The Isles of Scilly
The Isles of Scilly
Story of a forgottent paradise
The Isles of Scilly could comfortably lay claim to being Britain’s answer to the Caribbean. Deserted white sand beaches, shallow turquoise waters and a laid-back pace of life into which it is easy to fall, one can instantly forget that mainland England is merely 30 miles away.
St. Mary’s is the Isles of Scilly’s largest island (population 1,800) and the gateway to the rest of the islands. Covering an area of less than 2.5 square miles, it is still peaceful and uncrowded, but with its air and sea links, it is more than likely to be your first port of call when you visit.
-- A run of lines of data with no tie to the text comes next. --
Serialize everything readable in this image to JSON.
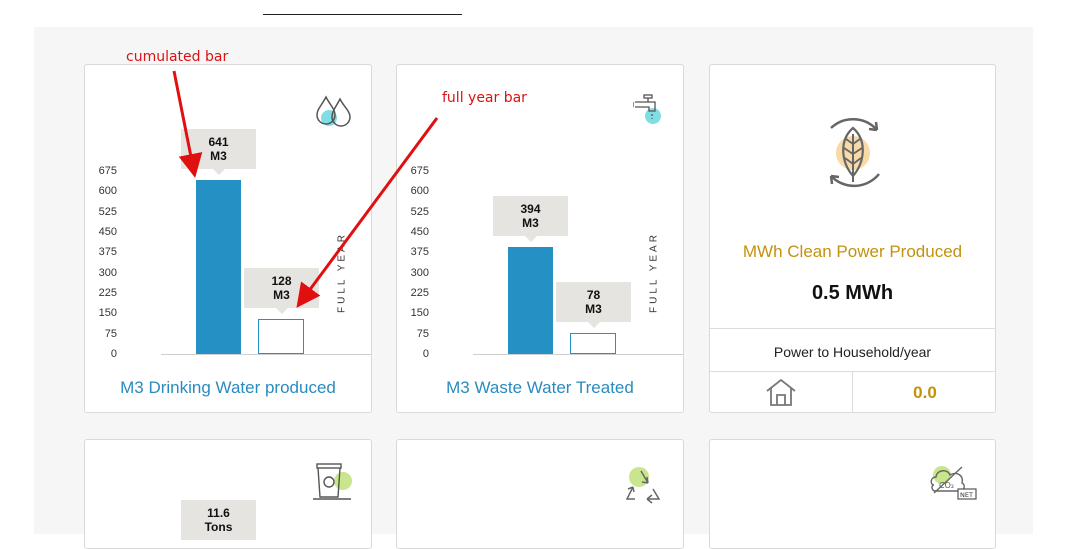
{
  "cards": {
    "drinking": {
      "title": "M3 Drinking Water produced",
      "full_year_label": "FULL YEAR",
      "cumulated": {
        "value": 641,
        "label_value": "641",
        "unit": "M3"
      },
      "full_year": {
        "value": 128,
        "label_value": "128",
        "unit": "M3"
      }
    },
    "waste": {
      "title": "M3 Waste Water Treated",
      "full_year_label": "FULL YEAR",
      "cumulated": {
        "value": 394,
        "label_value": "394",
        "unit": "M3"
      },
      "full_year": {
        "value": 78,
        "label_value": "78",
        "unit": "M3"
      }
    },
    "power": {
      "title": "MWh Clean Power Produced",
      "value": "0.5 MWh",
      "household_label": "Power to Household/year",
      "household_value": "0.0"
    },
    "waste_bin": {
      "tooltip_value": "11.6",
      "tooltip_unit": "Tons"
    }
  },
  "y_ticks": [
    "675",
    "600",
    "525",
    "450",
    "375",
    "300",
    "225",
    "150",
    "75",
    "0"
  ],
  "annotations": {
    "cumulated": "cumulated bar",
    "full_year": "full year bar"
  },
  "icons": {
    "drinking": "water-drops-icon",
    "waste": "faucet-icon",
    "power": "leaf-recycle-icon",
    "household": "house-icon",
    "bin": "waste-bin-icon",
    "recycle": "recycle-icon",
    "co2": "co2-net-icon"
  },
  "colors": {
    "bar": "#2590c4",
    "accent_gold": "#c4910d",
    "title_blue": "#2a8bbf",
    "annotation_red": "#dd1111"
  },
  "chart_data": [
    {
      "type": "bar",
      "categories": [
        "cumulated",
        "full year"
      ],
      "values": [
        641,
        128
      ],
      "title": "M3 Drinking Water produced",
      "ylim": [
        0,
        675
      ],
      "yticks": [
        0,
        75,
        150,
        225,
        300,
        375,
        450,
        525,
        600,
        675
      ]
    },
    {
      "type": "bar",
      "categories": [
        "cumulated",
        "full year"
      ],
      "values": [
        394,
        78
      ],
      "title": "M3 Waste Water Treated",
      "ylim": [
        0,
        675
      ],
      "yticks": [
        0,
        75,
        150,
        225,
        300,
        375,
        450,
        525,
        600,
        675
      ]
    }
  ]
}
Hugh Town is the central hub with its cluster of shops, banks, churches, post office, cafés, galleries, restaurants and pubs as well as the wonderful museum. It has three lovely beaches in very close proximity (one of them hosts the Sailing Centre of the island). Old Town is the other “major” settlement on St. Mary’s, closer to the airport and with its own beautiful beach and nature reserve.
The island is just two miles long, yet it has some of the finest beaches in the British Isles, if not the world. Additionally, the spectacular flowers, plant life, rare birds and sensational sea views along the heathery cliff path walks all add to the thrill of St. Martin’s unmistakable beauty. Behind these beautiful scenes, there lies an enterprising and diverse community. The 120 or so inhabitants are industrious folk – there is a flower farm and vineyard – both open to visitors, a fabulous dive school offering snorkelling with seals, a locally inspired silver jewellery designer, a flourishing bakery full of artisan breads and traditional, freshly made savouries and a wonderful gallery showcasing local artists
Tresco, the second largest of the islands and a subtropical gem, is the place of ultimate luxury and sophistication. It is the only one of the islands to be privately-owned .This island has a little bit of everything – from dramatic rocky outcrops, bronze age burial sites and romantic castle ruins, to secluded sandy beaches and, of course, the world famous Tresco Abbey Garden. This horticultural paradise hosts a spectacular collection of more than 20,000 exotic plants from all corners of the world. Whatever you choose to do on Tresco, you will notice that it oozes sophistication at every level - from its top-notch accommodation, art gallery and fabulous deli to the amazing eateries serving fine local produce and the award-winning leisure spa, the Flying Boat Club..
On the most south-westerly edge of the Isles of Scilly, St. Agnes is totally unspoilt and astonishingly peaceful. It measures just a mile or so across, and its closest neighbour is Gugh, to which it is joined by a sand bar at low tide. St. Agnes urges your senses to seek adventure. Head off in search of the circular maze of rounded beach stones; marvel at the stone stacks and cairns , or comb the beaches for shipwrecked treasures. Periglis Beach is a fine spot for a picnic as well as a shell collectors’ paradise. It also offers stunning views across to the bird sanctuary that is Annet, the Western Rocks and out to Bishop Rock. Of course, there is always the option to simply go for a dip, or sit and watch the world go by whilst sampling the local produce at the restaurants and cafés, or sipping a beer at the pub.
Pounded by Atlantic waves on one side, yet blessed with calm sandy beaches on the other, Bryher is an island of dramatic contrast - the perfect place to enjoy a taste of untamed Scilly. Around 80 people are lucky enough to call it home. Whether you're exploring rocky coves, lazing on white sandy beaches or hiking up one of its small granite hills for some great views, Bryher serves up a wonderful sense of freedom and purity. The entire island is criss-crossed by tracks and dotted with stalls selling fresh produce including farm eggs, local vegetables, freshly-landed seafood and mouth-watering island fudge. There are also several eateries, including the Hell Bay Hotel and Fraggle Rock, one of Britain's smallest bars.